So, my decision to go through several starter builds before using it in the final dough was based on 1) my experience years ago with Susan from San Diego's sourdough which involved 3 builds and resulted in one of the best sour sourdoughs I have ever baked, and 2) my guess that multiple builds at the same hydration and the same feeding cycle would stabilize the flora in the starter. The every other day feeding routine was entirely based on what Ramon Padilla (retired baker who had spent 30 years making my personal favorite San Francisco Sourdough) does at home. The refrigeration of the starter was based on a routine described by Peter Reinhart for his "San Francisco Sourdough" and should encourage acetic acid production.

Now, I have over the years made many loaves using starter I converted from liquid to firm (or the reverse) in a single feeding. None were "bad," but none were exactly what I was after. Thus, my decision to maintain a firm starter for a while to see if that made a difference. And I am a firm believer in something I think Pat Roth used to say, quoting her anonymous "teacher," "Everything matters."

Every decision was based on reasoning from theory and experience. It is surely possible that my reasoning was faulty at some points and my experience was misinterpreted at some points. But, hey! The bread is delicious. It is exactly what I was hoping for. It's even better - more sour and mellower - the morning after it was baked. 

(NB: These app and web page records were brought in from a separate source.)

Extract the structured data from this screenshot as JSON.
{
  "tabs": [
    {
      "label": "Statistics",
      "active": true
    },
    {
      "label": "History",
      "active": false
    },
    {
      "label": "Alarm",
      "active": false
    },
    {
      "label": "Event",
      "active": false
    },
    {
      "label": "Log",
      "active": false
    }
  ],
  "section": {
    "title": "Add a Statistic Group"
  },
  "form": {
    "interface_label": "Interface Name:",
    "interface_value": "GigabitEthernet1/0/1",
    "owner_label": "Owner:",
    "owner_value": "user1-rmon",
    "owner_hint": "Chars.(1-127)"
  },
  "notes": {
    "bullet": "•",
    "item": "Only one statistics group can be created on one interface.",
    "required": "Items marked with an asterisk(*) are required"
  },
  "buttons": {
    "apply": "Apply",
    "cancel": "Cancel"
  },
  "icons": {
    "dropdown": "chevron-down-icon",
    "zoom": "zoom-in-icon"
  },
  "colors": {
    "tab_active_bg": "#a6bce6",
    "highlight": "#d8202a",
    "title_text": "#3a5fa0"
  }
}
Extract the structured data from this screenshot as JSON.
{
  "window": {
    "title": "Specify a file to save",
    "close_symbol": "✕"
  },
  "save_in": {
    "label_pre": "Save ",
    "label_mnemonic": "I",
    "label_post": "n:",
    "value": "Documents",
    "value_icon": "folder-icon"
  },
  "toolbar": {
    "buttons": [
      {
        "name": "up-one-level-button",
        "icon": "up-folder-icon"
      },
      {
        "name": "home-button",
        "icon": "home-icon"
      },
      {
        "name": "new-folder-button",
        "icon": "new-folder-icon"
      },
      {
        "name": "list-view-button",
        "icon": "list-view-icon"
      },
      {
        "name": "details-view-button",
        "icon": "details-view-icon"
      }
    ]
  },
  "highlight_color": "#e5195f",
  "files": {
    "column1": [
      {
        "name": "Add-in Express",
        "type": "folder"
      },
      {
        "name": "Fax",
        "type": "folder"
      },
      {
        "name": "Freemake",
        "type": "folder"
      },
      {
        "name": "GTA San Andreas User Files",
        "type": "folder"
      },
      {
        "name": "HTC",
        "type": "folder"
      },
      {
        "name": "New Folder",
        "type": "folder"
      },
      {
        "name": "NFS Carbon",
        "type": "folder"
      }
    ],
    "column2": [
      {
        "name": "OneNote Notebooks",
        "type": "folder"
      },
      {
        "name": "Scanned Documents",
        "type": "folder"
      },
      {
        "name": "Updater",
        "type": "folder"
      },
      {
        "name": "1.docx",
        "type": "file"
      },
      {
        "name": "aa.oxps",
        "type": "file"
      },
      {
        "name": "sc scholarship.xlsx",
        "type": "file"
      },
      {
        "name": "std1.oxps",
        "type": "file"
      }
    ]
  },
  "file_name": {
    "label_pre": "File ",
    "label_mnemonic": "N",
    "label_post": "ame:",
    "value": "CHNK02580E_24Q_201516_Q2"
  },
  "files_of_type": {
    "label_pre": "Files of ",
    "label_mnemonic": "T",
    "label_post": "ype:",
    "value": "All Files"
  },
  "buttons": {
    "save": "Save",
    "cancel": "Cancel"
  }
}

I am reminded of the famous definition of insanity, attributed to Albert Einstein: "Doing something over and over and expecting a different result." The corollary might be: Doing something differently and expecting the same result. Just saying.

Happy baking!

David

dabrownman's picture
dabrownman

this one is the SFSD if choice.  Very nice baking David

dmsnyder's picture
dmsnyder

Just now I was answering a question from another member in a SJSD thread from 2009, and there it was! A January, 2012 entry from an enthusiastic but somewhat bumbling baker who called himself "dabrownman." My, my. He's come a long way since then.

David

Danni3ll3's picture
Danni3ll3

I don’t care for sour bread but you are tempting me! Well done!

dmsnyder's picture
dmsnyder

This one might change your mind. Some sour bread is only sour. This is not as aggressively sour as Boudin and has a lot more going on than just sourness.

David